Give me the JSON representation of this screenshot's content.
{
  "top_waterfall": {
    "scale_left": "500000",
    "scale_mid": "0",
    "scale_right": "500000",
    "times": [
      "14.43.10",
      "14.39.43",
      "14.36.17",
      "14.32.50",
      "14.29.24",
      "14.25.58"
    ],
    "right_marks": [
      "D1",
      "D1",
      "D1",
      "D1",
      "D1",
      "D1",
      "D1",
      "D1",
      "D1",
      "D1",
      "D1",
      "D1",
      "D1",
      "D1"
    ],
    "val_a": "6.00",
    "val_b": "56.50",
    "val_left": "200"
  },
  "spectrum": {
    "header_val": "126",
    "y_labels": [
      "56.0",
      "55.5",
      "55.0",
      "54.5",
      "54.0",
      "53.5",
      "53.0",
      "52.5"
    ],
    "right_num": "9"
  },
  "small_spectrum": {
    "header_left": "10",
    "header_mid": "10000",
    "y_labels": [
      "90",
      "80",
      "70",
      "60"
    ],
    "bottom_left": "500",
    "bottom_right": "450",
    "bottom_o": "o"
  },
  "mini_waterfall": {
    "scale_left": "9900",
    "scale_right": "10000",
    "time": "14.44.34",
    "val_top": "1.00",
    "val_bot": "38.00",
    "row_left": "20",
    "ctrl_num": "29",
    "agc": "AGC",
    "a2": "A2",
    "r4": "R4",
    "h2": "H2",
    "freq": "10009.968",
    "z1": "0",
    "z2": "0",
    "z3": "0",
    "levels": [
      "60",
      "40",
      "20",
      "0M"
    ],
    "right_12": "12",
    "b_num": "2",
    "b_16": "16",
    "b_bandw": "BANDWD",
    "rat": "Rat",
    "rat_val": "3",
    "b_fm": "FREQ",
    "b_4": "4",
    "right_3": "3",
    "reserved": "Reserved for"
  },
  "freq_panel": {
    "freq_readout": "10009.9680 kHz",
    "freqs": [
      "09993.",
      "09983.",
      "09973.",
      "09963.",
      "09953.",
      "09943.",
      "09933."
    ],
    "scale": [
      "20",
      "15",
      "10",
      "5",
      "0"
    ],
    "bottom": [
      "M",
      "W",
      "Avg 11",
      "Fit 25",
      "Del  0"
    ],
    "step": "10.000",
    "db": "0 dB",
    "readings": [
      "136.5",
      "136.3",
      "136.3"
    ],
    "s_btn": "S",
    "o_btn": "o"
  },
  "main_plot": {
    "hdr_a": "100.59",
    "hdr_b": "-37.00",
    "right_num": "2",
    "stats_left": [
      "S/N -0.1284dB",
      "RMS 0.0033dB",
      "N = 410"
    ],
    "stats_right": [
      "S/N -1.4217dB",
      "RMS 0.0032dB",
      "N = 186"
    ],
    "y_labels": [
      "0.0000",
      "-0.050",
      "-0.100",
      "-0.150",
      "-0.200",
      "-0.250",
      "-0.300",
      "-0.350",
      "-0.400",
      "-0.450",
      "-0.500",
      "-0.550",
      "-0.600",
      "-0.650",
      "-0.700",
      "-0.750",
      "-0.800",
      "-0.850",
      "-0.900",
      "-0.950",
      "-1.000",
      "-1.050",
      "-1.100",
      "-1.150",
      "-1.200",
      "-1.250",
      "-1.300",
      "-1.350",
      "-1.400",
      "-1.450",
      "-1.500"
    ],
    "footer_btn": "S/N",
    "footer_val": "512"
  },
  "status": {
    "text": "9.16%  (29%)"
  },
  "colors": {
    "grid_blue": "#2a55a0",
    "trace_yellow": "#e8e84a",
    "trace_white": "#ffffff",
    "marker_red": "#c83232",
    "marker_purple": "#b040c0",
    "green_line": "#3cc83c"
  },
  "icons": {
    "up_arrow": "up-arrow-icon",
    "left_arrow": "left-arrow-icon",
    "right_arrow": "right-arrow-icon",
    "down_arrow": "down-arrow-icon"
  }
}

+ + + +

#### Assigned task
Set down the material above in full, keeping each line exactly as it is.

#### Task answer
Give me the JSON representation of this screenshot's content.
{
  "top_waterfall": {
    "scale_left": "500000",
    "scale_mid": "0",
    "scale_right": "500000",
    "times": [
      "14.43.10",
      "14.39.43",
      "14.36.17",
      "14.32.50",
      "14.29.24",
      "14.25.58"
    ],
    "right_marks": [
      "D1",
      "D1",
      "D1",
      "D1",
      "D1",
      "D1",
      "D1",
      "D1",
      "D1",
      "D1",
      "D1",
      "D1",
      "D1",
      "D1"
    ],
    "val_a": "6.00",
    "val_b": "56.50",
    "val_left": "200"
  },
  "spectrum": {
    "header_val": "126",
    "y_labels": [
      "56.0",
      "55.5",
      "55.0",
      "54.5",
      "54.0",
      "53.5",
      "53.0",
      "52.5"
    ],
    "right_num": "9"
  },
  "small_spectrum": {
    "header_left": "10",
    "header_mid": "10000",
    "y_labels": [
      "90",
      "80",
      "70",
      "60"
    ],
    "bottom_left": "500",
    "bottom_right": "450",
    "bottom_o": "o"
  },
  "mini_waterfall": {
    "scale_left": "9900",
    "scale_right": "10000",
    "time": "14.44.34",
    "val_top": "1.00",
    "val_bot": "38.00",
    "row_left": "20",
    "ctrl_num": "29",
    "agc": "AGC",
    "a2": "A2",
    "r4": "R4",
    "h2": "H2",
    "freq": "10009.968",
    "z1": "0",
    "z2": "0",
    "z3": "0",
    "levels": [
      "60",
      "40",
      "20",
      "0M"
    ],
    "right_12": "12",
    "b_num": "2",
    "b_16": "16",
    "b_bandw": "BANDWD",
    "rat": "Rat",
    "rat_val": "3",
    "b_fm": "FREQ",
    "b_4": "4",
    "right_3": "3",
    "reserved": "Reserved for"
  },
  "freq_panel": {
    "freq_readout": "10009.9680 kHz",
    "freqs": [
      "09993.",
      "09983.",
      "09973.",
      "09963.",
      "09953.",
      "09943.",
      "09933."
    ],
    "scale": [
      "20",
      "15",
      "10",
      "5",
      "0"
    ],
    "bottom": [
      "M",
      "W",
      "Avg 11",
      "Fit 25",
      "Del  0"
    ],
    "step": "10.000",
    "db": "0 dB",
    "readings": [
      "136.5",
      "136.3",
      "136.3"
    ],
    "s_btn": "S",
    "o_btn": "o"
  },
  "main_plot": {
    "hdr_a": "100.59",
    "hdr_b": "-37.00",
    "right_num": "2",
    "stats_left": [
      "S/N -0.1284dB",
      "RMS 0.0033dB",
      "N = 410"
    ],
    "stats_right": [
      "S/N -1.4217dB",
      "RMS 0.0032dB",
      "N = 186"
    ],
    "y_labels": [
      "0.0000",
      "-0.050",
      "-0.100",
      "-0.150",
      "-0.200",
      "-0.250",
      "-0.300",
      "-0.350",
      "-0.400",
      "-0.450",
      "-0.500",
      "-0.550",
      "-0.600",
      "-0.650",
      "-0.700",
      "-0.750",
      "-0.800",
      "-0.850",
      "-0.900",
      "-0.950",
      "-1.000",
      "-1.050",
      "-1.100",
      "-1.150",
      "-1.200",
      "-1.250",
      "-1.300",
      "-1.350",
      "-1.400",
      "-1.450",
      "-1.500"
    ],
    "footer_btn": "S/N",
    "footer_val": "512"
  },
  "status": {
    "text": "9.16%  (29%)"
  },
  "colors": {
    "grid_blue": "#2a55a0",
    "trace_yellow": "#e8e84a",
    "trace_white": "#ffffff",
    "marker_red": "#c83232",
    "marker_purple": "#b040c0",
    "green_line": "#3cc83c"
  },
  "icons": {
    "up_arrow": "up-arrow-icon",
    "left_arrow": "left-arrow-icon",
    "right_arrow": "right-arrow-icon",
    "down_arrow": "down-arrow-icon"
  }
}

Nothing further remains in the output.